> [Exercise material]:
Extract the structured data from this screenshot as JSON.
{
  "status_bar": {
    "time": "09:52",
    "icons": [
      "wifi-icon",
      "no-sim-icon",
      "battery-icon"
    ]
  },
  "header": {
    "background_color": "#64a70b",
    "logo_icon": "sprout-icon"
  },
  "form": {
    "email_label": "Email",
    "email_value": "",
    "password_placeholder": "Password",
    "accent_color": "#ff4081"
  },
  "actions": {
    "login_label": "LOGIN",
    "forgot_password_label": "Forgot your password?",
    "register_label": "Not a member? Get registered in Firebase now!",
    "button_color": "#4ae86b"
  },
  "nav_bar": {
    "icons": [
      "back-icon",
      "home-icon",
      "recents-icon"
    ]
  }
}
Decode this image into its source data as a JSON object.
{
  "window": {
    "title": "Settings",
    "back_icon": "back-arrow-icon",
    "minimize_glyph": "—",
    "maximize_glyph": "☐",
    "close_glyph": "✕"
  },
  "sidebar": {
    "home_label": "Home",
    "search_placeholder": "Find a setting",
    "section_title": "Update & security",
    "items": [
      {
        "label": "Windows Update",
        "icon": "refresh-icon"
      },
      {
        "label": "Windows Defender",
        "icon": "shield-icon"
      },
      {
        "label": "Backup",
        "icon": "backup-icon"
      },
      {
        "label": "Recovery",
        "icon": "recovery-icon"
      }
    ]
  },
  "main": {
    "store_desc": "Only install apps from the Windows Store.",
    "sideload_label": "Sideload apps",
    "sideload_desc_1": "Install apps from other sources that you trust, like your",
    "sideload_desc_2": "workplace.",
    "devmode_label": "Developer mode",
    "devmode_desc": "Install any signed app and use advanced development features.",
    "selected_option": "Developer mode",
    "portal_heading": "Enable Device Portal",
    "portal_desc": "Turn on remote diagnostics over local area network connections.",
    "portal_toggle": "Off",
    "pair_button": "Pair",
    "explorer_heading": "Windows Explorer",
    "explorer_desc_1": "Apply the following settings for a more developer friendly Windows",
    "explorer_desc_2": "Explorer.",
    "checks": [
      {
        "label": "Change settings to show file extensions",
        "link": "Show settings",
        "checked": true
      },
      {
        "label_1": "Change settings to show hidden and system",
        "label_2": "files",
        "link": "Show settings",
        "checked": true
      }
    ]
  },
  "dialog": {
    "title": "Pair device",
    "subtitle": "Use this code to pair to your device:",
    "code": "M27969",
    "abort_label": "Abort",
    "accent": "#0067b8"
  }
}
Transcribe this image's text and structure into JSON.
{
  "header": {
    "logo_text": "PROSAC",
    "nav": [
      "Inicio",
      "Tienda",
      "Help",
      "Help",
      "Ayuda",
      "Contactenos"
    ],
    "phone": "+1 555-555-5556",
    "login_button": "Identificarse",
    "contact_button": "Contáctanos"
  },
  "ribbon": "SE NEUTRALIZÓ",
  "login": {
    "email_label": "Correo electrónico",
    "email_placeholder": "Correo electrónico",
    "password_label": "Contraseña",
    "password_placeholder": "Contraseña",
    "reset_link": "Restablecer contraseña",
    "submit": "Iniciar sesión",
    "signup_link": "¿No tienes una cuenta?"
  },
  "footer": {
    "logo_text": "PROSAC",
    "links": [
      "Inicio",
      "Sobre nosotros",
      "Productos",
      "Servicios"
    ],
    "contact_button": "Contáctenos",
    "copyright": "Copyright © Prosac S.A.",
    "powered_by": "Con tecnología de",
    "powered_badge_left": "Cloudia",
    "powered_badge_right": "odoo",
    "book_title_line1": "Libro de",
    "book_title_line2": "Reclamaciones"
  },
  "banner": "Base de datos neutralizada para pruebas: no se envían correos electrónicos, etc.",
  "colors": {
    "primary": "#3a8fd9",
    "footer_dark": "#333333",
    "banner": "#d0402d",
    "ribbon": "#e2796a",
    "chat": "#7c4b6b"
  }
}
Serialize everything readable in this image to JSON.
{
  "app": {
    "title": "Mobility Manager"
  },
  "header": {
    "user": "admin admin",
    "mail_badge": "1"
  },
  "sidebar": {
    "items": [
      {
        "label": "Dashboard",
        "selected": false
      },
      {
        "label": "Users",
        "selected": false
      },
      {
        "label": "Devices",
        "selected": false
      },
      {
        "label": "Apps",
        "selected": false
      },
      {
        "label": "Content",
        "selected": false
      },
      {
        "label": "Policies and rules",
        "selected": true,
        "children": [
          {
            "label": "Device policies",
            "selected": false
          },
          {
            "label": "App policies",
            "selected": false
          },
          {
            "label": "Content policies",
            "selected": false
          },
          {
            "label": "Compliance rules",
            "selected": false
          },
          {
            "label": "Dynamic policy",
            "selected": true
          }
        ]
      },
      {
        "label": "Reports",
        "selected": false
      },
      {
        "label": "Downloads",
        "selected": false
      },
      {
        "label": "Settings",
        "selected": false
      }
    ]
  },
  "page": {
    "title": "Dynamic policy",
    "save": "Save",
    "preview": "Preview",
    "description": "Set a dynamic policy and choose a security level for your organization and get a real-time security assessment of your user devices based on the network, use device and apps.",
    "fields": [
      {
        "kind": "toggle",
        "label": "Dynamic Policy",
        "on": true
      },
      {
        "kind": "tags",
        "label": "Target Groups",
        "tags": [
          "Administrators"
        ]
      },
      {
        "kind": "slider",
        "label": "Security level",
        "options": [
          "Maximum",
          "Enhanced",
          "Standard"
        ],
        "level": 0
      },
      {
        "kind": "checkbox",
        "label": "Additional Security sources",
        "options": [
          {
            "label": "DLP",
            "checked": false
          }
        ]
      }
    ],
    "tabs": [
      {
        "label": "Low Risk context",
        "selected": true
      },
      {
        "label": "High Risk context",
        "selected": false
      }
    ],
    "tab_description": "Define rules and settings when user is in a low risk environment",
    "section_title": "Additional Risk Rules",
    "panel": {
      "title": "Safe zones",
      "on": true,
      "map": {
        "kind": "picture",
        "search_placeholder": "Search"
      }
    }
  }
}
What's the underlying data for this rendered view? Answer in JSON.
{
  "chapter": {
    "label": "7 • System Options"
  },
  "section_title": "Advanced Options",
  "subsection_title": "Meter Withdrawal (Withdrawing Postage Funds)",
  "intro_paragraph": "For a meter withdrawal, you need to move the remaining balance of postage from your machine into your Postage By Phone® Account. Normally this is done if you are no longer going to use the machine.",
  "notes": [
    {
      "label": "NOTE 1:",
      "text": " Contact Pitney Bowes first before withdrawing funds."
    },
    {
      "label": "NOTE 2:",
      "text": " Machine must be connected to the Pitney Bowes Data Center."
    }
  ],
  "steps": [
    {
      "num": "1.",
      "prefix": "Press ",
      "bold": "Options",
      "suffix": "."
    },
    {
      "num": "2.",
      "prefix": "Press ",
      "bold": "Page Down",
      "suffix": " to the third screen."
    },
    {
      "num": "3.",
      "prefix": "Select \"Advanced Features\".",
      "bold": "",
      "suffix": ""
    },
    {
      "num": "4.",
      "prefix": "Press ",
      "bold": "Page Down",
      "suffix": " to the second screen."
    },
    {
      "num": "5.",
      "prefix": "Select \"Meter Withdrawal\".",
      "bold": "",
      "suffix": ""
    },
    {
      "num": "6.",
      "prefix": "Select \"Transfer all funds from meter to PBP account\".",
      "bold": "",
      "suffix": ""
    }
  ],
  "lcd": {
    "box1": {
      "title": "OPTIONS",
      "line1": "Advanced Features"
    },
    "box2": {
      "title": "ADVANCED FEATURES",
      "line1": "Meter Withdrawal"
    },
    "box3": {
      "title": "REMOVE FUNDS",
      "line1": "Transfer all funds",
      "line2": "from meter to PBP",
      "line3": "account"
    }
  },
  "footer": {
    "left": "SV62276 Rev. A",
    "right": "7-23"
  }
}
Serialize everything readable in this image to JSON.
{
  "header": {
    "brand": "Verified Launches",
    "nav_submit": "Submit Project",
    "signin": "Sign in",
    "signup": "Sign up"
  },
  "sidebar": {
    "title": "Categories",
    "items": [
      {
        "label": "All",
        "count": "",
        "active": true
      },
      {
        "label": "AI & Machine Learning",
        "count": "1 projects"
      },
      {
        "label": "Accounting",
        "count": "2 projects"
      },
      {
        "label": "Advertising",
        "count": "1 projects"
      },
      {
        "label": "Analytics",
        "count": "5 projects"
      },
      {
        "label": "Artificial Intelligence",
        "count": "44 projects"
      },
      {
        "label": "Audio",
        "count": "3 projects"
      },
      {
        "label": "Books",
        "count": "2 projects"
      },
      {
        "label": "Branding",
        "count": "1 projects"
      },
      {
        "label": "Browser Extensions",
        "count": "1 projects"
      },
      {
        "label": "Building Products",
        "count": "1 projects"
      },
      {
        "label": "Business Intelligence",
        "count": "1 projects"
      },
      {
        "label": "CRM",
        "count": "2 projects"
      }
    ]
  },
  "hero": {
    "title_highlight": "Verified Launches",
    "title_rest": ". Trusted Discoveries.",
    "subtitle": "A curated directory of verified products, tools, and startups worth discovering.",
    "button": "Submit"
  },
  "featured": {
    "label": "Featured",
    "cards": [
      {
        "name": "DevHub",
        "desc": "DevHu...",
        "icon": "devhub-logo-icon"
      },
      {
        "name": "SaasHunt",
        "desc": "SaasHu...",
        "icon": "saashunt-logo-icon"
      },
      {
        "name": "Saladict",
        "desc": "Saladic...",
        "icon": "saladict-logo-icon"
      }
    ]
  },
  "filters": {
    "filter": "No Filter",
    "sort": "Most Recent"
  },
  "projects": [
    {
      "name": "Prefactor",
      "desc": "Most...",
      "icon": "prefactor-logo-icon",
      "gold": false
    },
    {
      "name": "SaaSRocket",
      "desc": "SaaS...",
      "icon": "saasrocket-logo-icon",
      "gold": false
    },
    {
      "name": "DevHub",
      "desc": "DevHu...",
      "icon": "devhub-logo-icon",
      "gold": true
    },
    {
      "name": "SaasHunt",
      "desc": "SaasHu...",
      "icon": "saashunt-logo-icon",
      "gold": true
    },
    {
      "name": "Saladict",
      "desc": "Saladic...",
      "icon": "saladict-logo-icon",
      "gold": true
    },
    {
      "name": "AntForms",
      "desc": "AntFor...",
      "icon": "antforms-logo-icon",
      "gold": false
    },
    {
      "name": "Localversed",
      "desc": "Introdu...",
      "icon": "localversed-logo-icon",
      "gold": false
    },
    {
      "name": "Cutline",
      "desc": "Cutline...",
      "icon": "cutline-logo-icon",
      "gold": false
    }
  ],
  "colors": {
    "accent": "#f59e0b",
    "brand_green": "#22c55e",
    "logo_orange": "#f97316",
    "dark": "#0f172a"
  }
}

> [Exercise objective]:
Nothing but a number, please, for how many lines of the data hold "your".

> [Result for this task]:
5